The MALAMA aquaponics program is a decade-long effort to improve the health of Waimanalo, Oʻahu, community members through a culturally grounded, multi-generational, family-based, backyard aquaponics program. MALAMA, which stands for “Mini Ahupuaʻa for Lifestyle and Mea'ai through Aquaponics” is also the focus of the latest Voice of the Sea video series. CTAHR education specialist and community coordinator Ilima Ho-Lastimosa was featured, along with UH faculty Jane Chung-Do (Public Health), Clyde Tamaru (CTAHR, retired) and Ted Radovich (CTAHR).
MALAMA involves a multidisciplinary community-academic partnership with researchers and community leaders from CTAHR, Office of Public Health Studies, and Ke Kula Nui O Waimānalo. MALAMA was first initiated in Waimānalo by Ilima in 2009 and teaches families to grow their own food using backyard aquaponics technology through Hawaiian cultural practices and values.
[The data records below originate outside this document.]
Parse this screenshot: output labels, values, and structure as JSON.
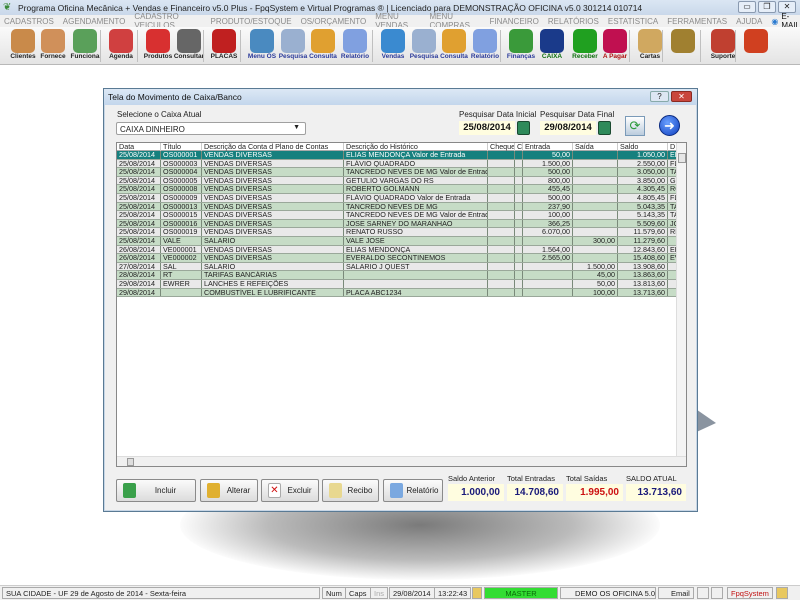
{
  "window": {
    "title": "Programa Oficina Mecânica + Vendas e Financeiro v5.0 Plus - FpqSystem e Virtual Programas ® | Licenciado para  DEMONSTRAÇÃO OFICINA v5.0 301214 010714"
  },
  "menu": {
    "items": [
      "CADASTROS",
      "AGENDAMENTO",
      "CADASTRO VEICULOS",
      "PRODUTO/ESTOQUE",
      "OS/ORÇAMENTO",
      "MENU VENDAS",
      "MENU COMPRAS",
      "FINANCEIRO",
      "RELATÓRIOS",
      "ESTATISTICA",
      "FERRAMENTAS",
      "AJUDA"
    ],
    "email": "E-MAIL"
  },
  "toolbar": {
    "items": [
      {
        "label": "Clientes",
        "icon": "clients-icon",
        "color": "#c98a4a"
      },
      {
        "label": "Fornece",
        "icon": "supplier-icon",
        "color": "#d0905a"
      },
      {
        "label": "Funciona",
        "icon": "employee-icon",
        "color": "#5aa05a"
      },
      {
        "label": "Agenda",
        "icon": "calendar-icon",
        "color": "#d04040"
      },
      {
        "label": "Produtos",
        "icon": "products-icon",
        "color": "#d83030"
      },
      {
        "label": "Consultar",
        "icon": "barcode-icon",
        "color": "#666"
      },
      {
        "label": "PLACAS",
        "icon": "car-icon",
        "color": "#c02020"
      },
      {
        "label": "Menu OS",
        "icon": "clipboard-icon",
        "color": "#4a8ac0"
      },
      {
        "label": "Pesquisa",
        "icon": "search-doc-icon",
        "color": "#9ab0d0"
      },
      {
        "label": "Consulta",
        "icon": "folder-icon",
        "color": "#e0a030"
      },
      {
        "label": "Relatório",
        "icon": "report-icon",
        "color": "#80a0e0"
      },
      {
        "label": "Vendas",
        "icon": "monitor-icon",
        "color": "#3a8ad0"
      },
      {
        "label": "Pesquisa",
        "icon": "search-doc-icon",
        "color": "#9ab0d0"
      },
      {
        "label": "Consulta",
        "icon": "folder-icon",
        "color": "#e0a030"
      },
      {
        "label": "Relatório",
        "icon": "report-icon",
        "color": "#80a0e0"
      },
      {
        "label": "Finanças",
        "icon": "finance-icon",
        "color": "#3a9a3a"
      },
      {
        "label": "CAIXA",
        "icon": "cashbook-icon",
        "color": "#1a3a8a"
      },
      {
        "label": "Receber",
        "icon": "receive-money-icon",
        "color": "#20a020"
      },
      {
        "label": "A Pagar",
        "icon": "pay-money-icon",
        "color": "#c01050"
      },
      {
        "label": "Cartas",
        "icon": "letter-icon",
        "color": "#d0a860"
      },
      {
        "label": "",
        "icon": "coins-icon",
        "color": "#a08030"
      },
      {
        "label": "Suporte",
        "icon": "support-icon",
        "color": "#c04030"
      },
      {
        "label": "",
        "icon": "exit-icon",
        "color": "#d04020"
      }
    ]
  },
  "dialog": {
    "title": "Tela do Movimento de Caixa/Banco",
    "help": "?",
    "close": "✕",
    "caixa_label": "Selecione o Caixa Atual",
    "caixa_value": "CAIXA DINHEIRO",
    "date_start_label": "Pesquisar Data Inicial",
    "date_start": "25/08/2014",
    "date_end_label": "Pesquisar Data Final",
    "date_end": "29/08/2014",
    "columns": [
      "Data",
      "Título",
      "Descrição da Conta d Plano de Contas",
      "Descrição do Histórico",
      "Cheque",
      "C",
      "Entrada",
      "Saída",
      "Saldo",
      "D"
    ],
    "rows": [
      [
        "25/08/2014",
        "OS000001",
        "VENDAS DIVERSAS",
        "ELIAS MENDONÇA Valor de Entrada",
        "",
        "",
        "50,00",
        "",
        "1.050,00",
        "EL"
      ],
      [
        "25/08/2014",
        "OS000003",
        "VENDAS DIVERSAS",
        "FLÁVIO QUADRADO",
        "",
        "",
        "1.500,00",
        "",
        "2.550,00",
        "FL"
      ],
      [
        "25/08/2014",
        "OS000004",
        "VENDAS DIVERSAS",
        "TANCREDO NEVES DE MG Valor de Entrada",
        "",
        "",
        "500,00",
        "",
        "3.050,00",
        "TA"
      ],
      [
        "25/08/2014",
        "OS000005",
        "VENDAS DIVERSAS",
        "GETULIO VARGAS DO RS",
        "",
        "",
        "800,00",
        "",
        "3.850,00",
        "GE"
      ],
      [
        "25/08/2014",
        "OS000008",
        "VENDAS DIVERSAS",
        "ROBERTO GOLMANN",
        "",
        "",
        "455,45",
        "",
        "4.305,45",
        "RO"
      ],
      [
        "25/08/2014",
        "OS000009",
        "VENDAS DIVERSAS",
        "FLÁVIO QUADRADO Valor de Entrada",
        "",
        "",
        "500,00",
        "",
        "4.805,45",
        "FL"
      ],
      [
        "25/08/2014",
        "OS000013",
        "VENDAS DIVERSAS",
        "TANCREDO NEVES DE MG",
        "",
        "",
        "237,90",
        "",
        "5.043,35",
        "TA"
      ],
      [
        "25/08/2014",
        "OS000015",
        "VENDAS DIVERSAS",
        "TANCREDO NEVES DE MG Valor de Entrada",
        "",
        "",
        "100,00",
        "",
        "5.143,35",
        "TA"
      ],
      [
        "25/08/2014",
        "OS000016",
        "VENDAS DIVERSAS",
        "JOSE SARNEY DO MARANHAO",
        "",
        "",
        "366,25",
        "",
        "5.509,60",
        "JO"
      ],
      [
        "25/08/2014",
        "OS000019",
        "VENDAS DIVERSAS",
        "RENATO RUSSO",
        "",
        "",
        "6.070,00",
        "",
        "11.579,60",
        "RE"
      ],
      [
        "25/08/2014",
        "VALE",
        "SALARIO",
        "VALE JOSE",
        "",
        "",
        "",
        "300,00",
        "11.279,60",
        ""
      ],
      [
        "26/08/2014",
        "VE000001",
        "VENDAS DIVERSAS",
        "ELIAS MENDONÇA",
        "",
        "",
        "1.564,00",
        "",
        "12.843,60",
        "EL"
      ],
      [
        "26/08/2014",
        "VE000002",
        "VENDAS DIVERSAS",
        "EVERALDO SECONTINEMOS",
        "",
        "",
        "2.565,00",
        "",
        "15.408,60",
        "EV"
      ],
      [
        "27/08/2014",
        "SAL",
        "SALARIO",
        "SALARIO J QUEST",
        "",
        "",
        "",
        "1.500,00",
        "13.908,60",
        ""
      ],
      [
        "28/08/2014",
        "RT",
        "TARIFAS BANCÁRIAS",
        "",
        "",
        "",
        "",
        "45,00",
        "13.863,60",
        ""
      ],
      [
        "29/08/2014",
        "EWRER",
        "LANCHES E REFEIÇÕES",
        "",
        "",
        "",
        "",
        "50,00",
        "13.813,60",
        ""
      ],
      [
        "29/08/2014",
        "",
        "COMBUSTÍVEL E LUBRIFICANTE",
        "PLACA ABC1234",
        "",
        "",
        "",
        "100,00",
        "13.713,60",
        ""
      ]
    ],
    "buttons": {
      "incluir": "Incluir",
      "alterar": "Alterar",
      "excluir": "Excluir",
      "recibo": "Recibo",
      "relatorio": "Relatório"
    },
    "totals": {
      "saldo_anterior_label": "Saldo Anterior",
      "saldo_anterior": "1.000,00",
      "total_entradas_label": "Total Entradas",
      "total_entradas": "14.708,60",
      "total_saidas_label": "Total Saídas",
      "total_saidas": "1.995,00",
      "saldo_atual_label": "SALDO ATUAL",
      "saldo_atual": "13.713,60"
    }
  },
  "statusbar": {
    "location": "SUA CIDADE - UF 29 de Agosto de 2014 - Sexta-feira",
    "num": "Num",
    "caps": "Caps",
    "ins": "Ins",
    "date": "29/08/2014",
    "time": "13:22:43",
    "user": "MASTER",
    "db": "DEMO OS OFICINA 5.0",
    "email": "Email",
    "brand": "FpqSystem"
  },
  "colors": {
    "selected_row": "#16807e",
    "row_green": "#c6dcc6",
    "row_gray": "#e9e9e9",
    "user_badge": "#33dd33",
    "saidas": "#cc1010",
    "totals": "#1a1a7a"
  }
}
The 6-month program includes a series of hands-on, family-oriented workshops to guide families to build and maintain a backyard aquaponics home system and make healthy meals and lāʻau (Hawaiian healing remedies using herbs) using the plants and fish grown in aquaponics systems.
Aquaponics has been found to resonate with Native Hawaiian communities because it utilizes a symbiotic relationship between fish and plants by effectively combining hydroponics (raising plants in water) and aquaculture (raising fish in tanks) to create a contained, sustainable food-production system that mimics the traditional Native Hawaiian ahupua‘a system of land stewardship and food sustainability.
The hands-on workshops have been held at the Waimānalo Learning Center inside the Waimānalo Research Station, where there is a community aquaponics demonstration system. As one participant in the video describes her system, “I get the food that comes out of it and it feeds my soul as well.“